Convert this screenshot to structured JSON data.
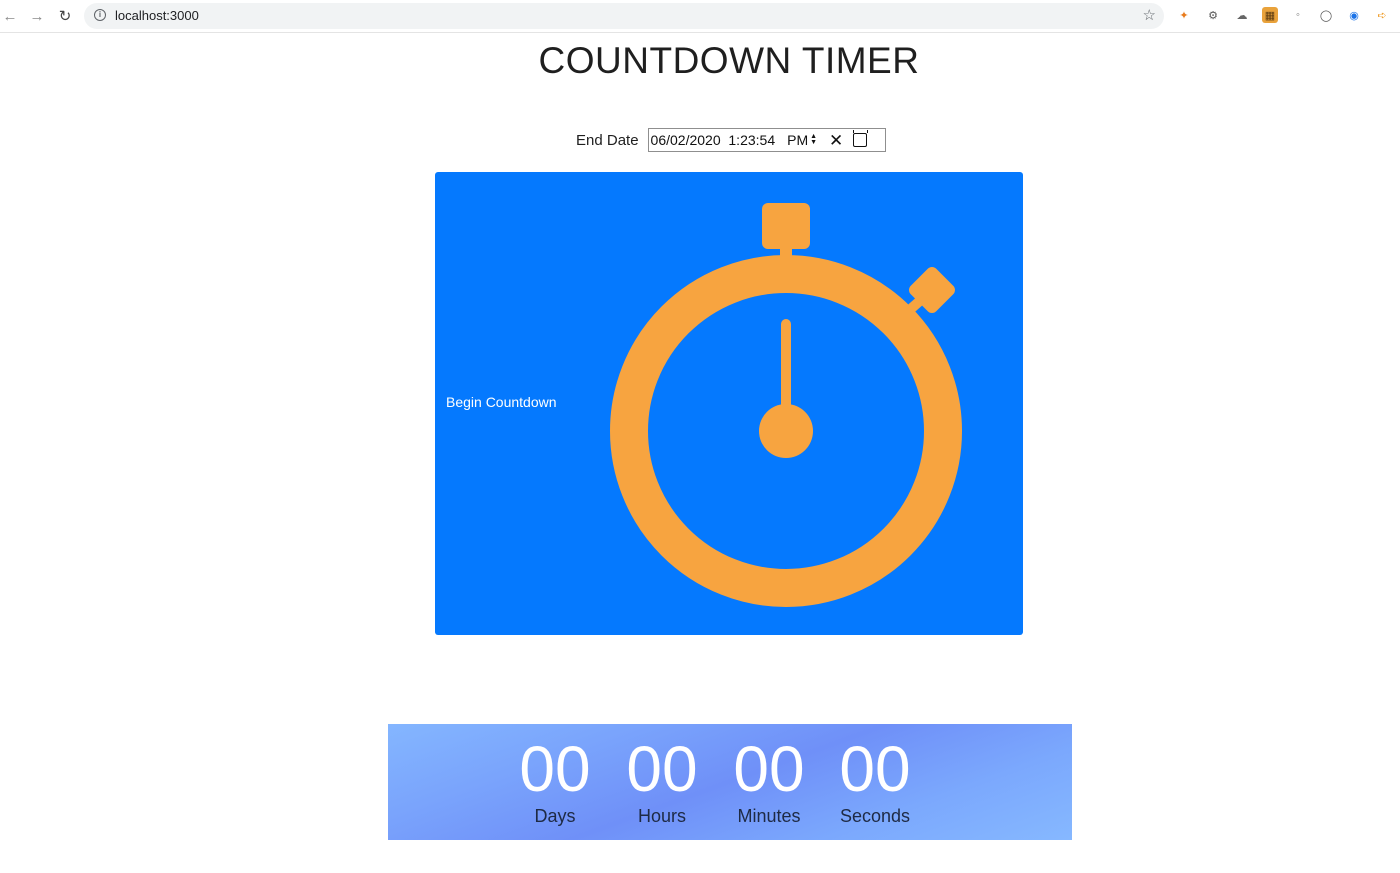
{
  "browser": {
    "url": "localhost:3000",
    "nav": {
      "back_icon": "arrow-left-icon",
      "forward_icon": "arrow-right-icon",
      "reload_icon": "reload-icon"
    },
    "extensions": [
      "fox-extension-icon",
      "puzzle-extension-icon",
      "cloud-extension-icon",
      "giraffe-extension-icon",
      "dot-extension-icon",
      "circle-extension-icon",
      "ring-extension-icon",
      "arrow-extension-icon"
    ]
  },
  "page": {
    "title": "COUNTDOWN TIMER",
    "end_date": {
      "label": "End Date",
      "value": "06/02/2020  1:23:54",
      "ampm": "PM"
    },
    "begin_button": "Begin Countdown",
    "colors": {
      "panel": "#0579fe",
      "stopwatch": "#f7a440"
    },
    "timer": {
      "units": [
        {
          "value": "00",
          "label": "Days"
        },
        {
          "value": "00",
          "label": "Hours"
        },
        {
          "value": "00",
          "label": "Minutes"
        },
        {
          "value": "00",
          "label": "Seconds"
        }
      ]
    }
  }
}
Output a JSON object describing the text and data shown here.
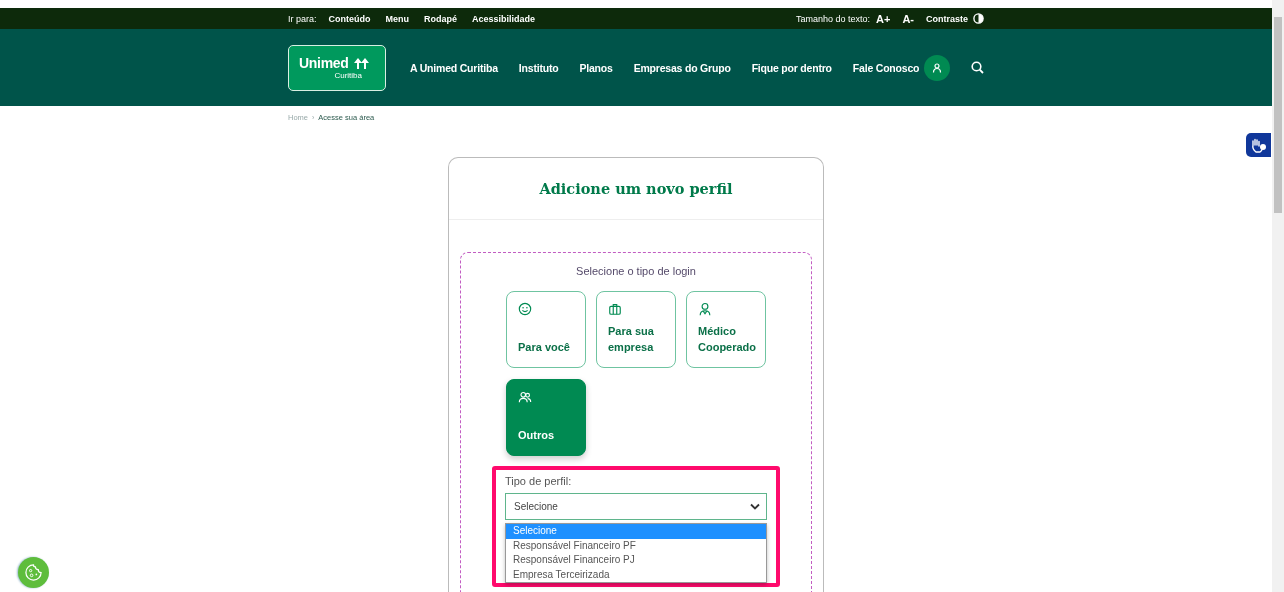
{
  "skip_bar": {
    "label": "Ir para:",
    "links": [
      "Conteúdo",
      "Menu",
      "Rodapé",
      "Acessibilidade"
    ]
  },
  "text_size": {
    "label": "Tamanho do texto:",
    "buttons": [
      "A+",
      "A-"
    ]
  },
  "contrast": {
    "label": "Contraste"
  },
  "logo": {
    "name": "Unimed",
    "city": "Curitiba"
  },
  "nav": [
    "A Unimed Curitiba",
    "Instituto",
    "Planos",
    "Empresas do Grupo",
    "Fique por dentro",
    "Fale Conosco"
  ],
  "breadcrumb": [
    {
      "label": "Home",
      "current": false
    },
    {
      "separator": "›",
      "label": "Acesse sua área",
      "current": true
    }
  ],
  "card": {
    "title": "Adicione um novo perfil",
    "login_prompt": "Selecione o tipo de login",
    "login_types": [
      {
        "label": "Para você",
        "kind": "smile",
        "selected": false
      },
      {
        "label": "Para sua empresa",
        "kind": "briefcase",
        "selected": false
      },
      {
        "label": "Médico Cooperado",
        "kind": "person",
        "selected": false
      },
      {
        "label": "Outros",
        "kind": "people",
        "selected": true
      }
    ],
    "profile_field": {
      "label": "Tipo de perfil:",
      "value": "Selecione",
      "expanded": true,
      "options": [
        {
          "label": "Selecione",
          "selected": true
        },
        {
          "label": "Responsável Financeiro PF",
          "selected": false
        },
        {
          "label": "Responsável Financeiro PJ",
          "selected": false
        },
        {
          "label": "Empresa Terceirizada",
          "selected": false
        }
      ]
    }
  }
}
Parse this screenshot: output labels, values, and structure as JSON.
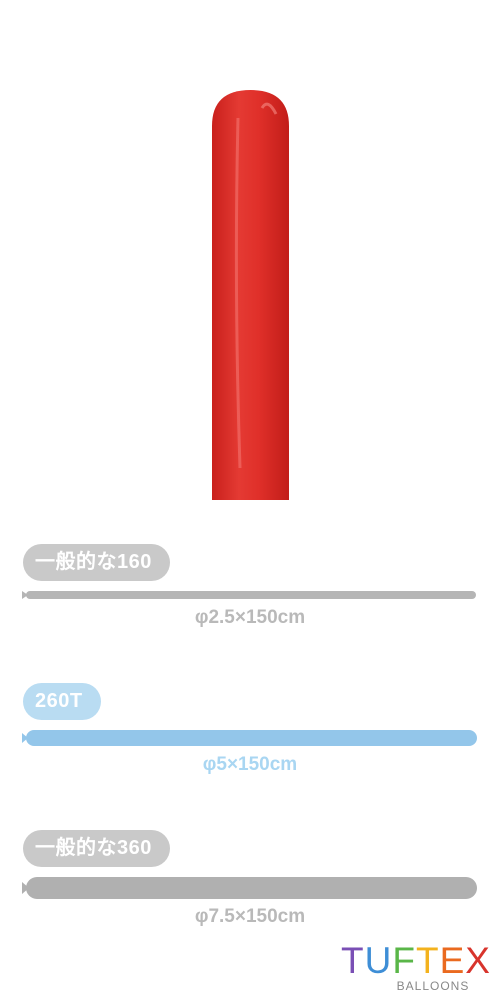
{
  "balloon": {
    "color": "#e0302a"
  },
  "sizes": [
    {
      "label": "一般的な160",
      "dimension": "φ2.5×150cm",
      "color": "#b9b9b9",
      "bar_color": "#b5b5b5"
    },
    {
      "label": "260T",
      "dimension": "φ5×150cm",
      "color": "#a9d6f2",
      "bar_color": "#93c6ea"
    },
    {
      "label": "一般的な360",
      "dimension": "φ7.5×150cm",
      "color": "#b9b9b9",
      "bar_color": "#b0b0b0"
    }
  ],
  "logo": {
    "letters": [
      "T",
      "U",
      "F",
      "T",
      "E",
      "X"
    ],
    "letter_colors": [
      "#7a4fb5",
      "#3e8ed6",
      "#5ab648",
      "#f3b21d",
      "#ea6a1f",
      "#d8342c"
    ],
    "subtitle": "BALLOONS"
  }
}
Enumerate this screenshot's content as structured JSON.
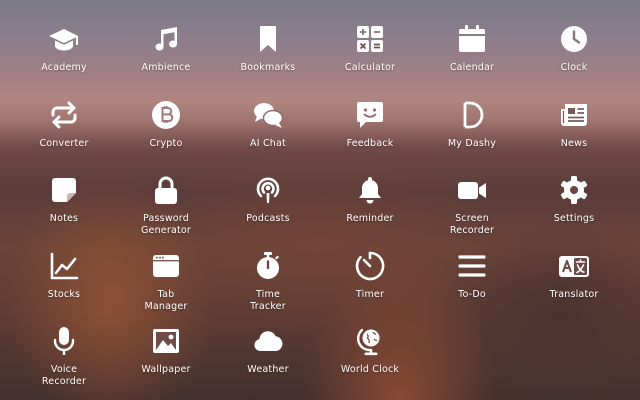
{
  "apps": [
    {
      "label": "Academy",
      "icon": "graduation-cap-icon"
    },
    {
      "label": "Ambience",
      "icon": "music-note-icon"
    },
    {
      "label": "Bookmarks",
      "icon": "bookmark-icon"
    },
    {
      "label": "Calculator",
      "icon": "calculator-icon"
    },
    {
      "label": "Calendar",
      "icon": "calendar-icon"
    },
    {
      "label": "Clock",
      "icon": "clock-icon"
    },
    {
      "label": "Converter",
      "icon": "converter-arrows-icon"
    },
    {
      "label": "Crypto",
      "icon": "bitcoin-icon"
    },
    {
      "label": "AI Chat",
      "icon": "chat-bubbles-icon"
    },
    {
      "label": "Feedback",
      "icon": "feedback-smile-icon"
    },
    {
      "label": "My Dashy",
      "icon": "dashy-d-icon"
    },
    {
      "label": "News",
      "icon": "newspaper-icon"
    },
    {
      "label": "Notes",
      "icon": "sticky-note-icon"
    },
    {
      "label": "Password\nGenerator",
      "icon": "padlock-icon"
    },
    {
      "label": "Podcasts",
      "icon": "podcast-icon"
    },
    {
      "label": "Reminder",
      "icon": "bell-icon"
    },
    {
      "label": "Screen\nRecorder",
      "icon": "video-camera-icon"
    },
    {
      "label": "Settings",
      "icon": "gear-icon"
    },
    {
      "label": "Stocks",
      "icon": "stock-chart-icon"
    },
    {
      "label": "Tab\nManager",
      "icon": "browser-window-icon"
    },
    {
      "label": "Time\nTracker",
      "icon": "stopwatch-icon"
    },
    {
      "label": "Timer",
      "icon": "timer-icon"
    },
    {
      "label": "To-Do",
      "icon": "list-lines-icon"
    },
    {
      "label": "Translator",
      "icon": "translate-icon"
    },
    {
      "label": "Voice\nRecorder",
      "icon": "microphone-icon"
    },
    {
      "label": "Wallpaper",
      "icon": "image-icon"
    },
    {
      "label": "Weather",
      "icon": "cloud-icon"
    },
    {
      "label": "World Clock",
      "icon": "globe-icon"
    }
  ]
}
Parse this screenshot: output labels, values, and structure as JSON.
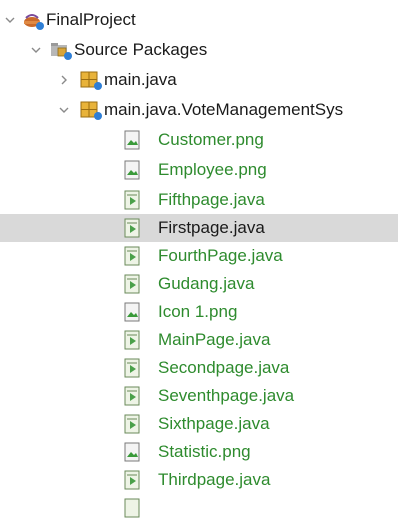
{
  "tree": {
    "project": {
      "label": "FinalProject",
      "icon": "coffee-cup-project-icon",
      "expanded": true
    },
    "source_packages": {
      "label": "Source Packages",
      "icon": "folder-packages-icon",
      "expanded": true
    },
    "packages": [
      {
        "label": "main.java",
        "icon": "package-icon",
        "expanded": false
      },
      {
        "label": "main.java.VoteManagementSys",
        "icon": "package-icon",
        "expanded": true
      }
    ],
    "files": [
      {
        "label": "Customer.png",
        "icon": "image-file-icon"
      },
      {
        "label": "Employee.png",
        "icon": "image-file-icon"
      },
      {
        "label": "Fifthpage.java",
        "icon": "java-file-icon"
      },
      {
        "label": "Firstpage.java",
        "icon": "java-file-icon",
        "selected": true
      },
      {
        "label": "FourthPage.java",
        "icon": "java-file-icon"
      },
      {
        "label": "Gudang.java",
        "icon": "java-file-icon"
      },
      {
        "label": "Icon 1.png",
        "icon": "image-file-icon"
      },
      {
        "label": "MainPage.java",
        "icon": "java-file-icon"
      },
      {
        "label": "Secondpage.java",
        "icon": "java-file-icon"
      },
      {
        "label": "Seventhpage.java",
        "icon": "java-file-icon"
      },
      {
        "label": "Sixthpage.java",
        "icon": "java-file-icon"
      },
      {
        "label": "Statistic.png",
        "icon": "image-file-icon"
      },
      {
        "label": "Thirdpage.java",
        "icon": "java-file-icon"
      }
    ]
  },
  "colors": {
    "modified_text": "#2e8b2e",
    "selection": "#d9d9d9",
    "badge": "#2f7fd6"
  }
}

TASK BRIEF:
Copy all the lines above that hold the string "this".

OUTPUT BELOW:
Convert this screenshot to structured JSON data.
Parse this screenshot: output labels, values, and structure as JSON.
Enumerate this screenshot's content as structured JSON.
Parse this screenshot: output labels, values, and structure as JSON.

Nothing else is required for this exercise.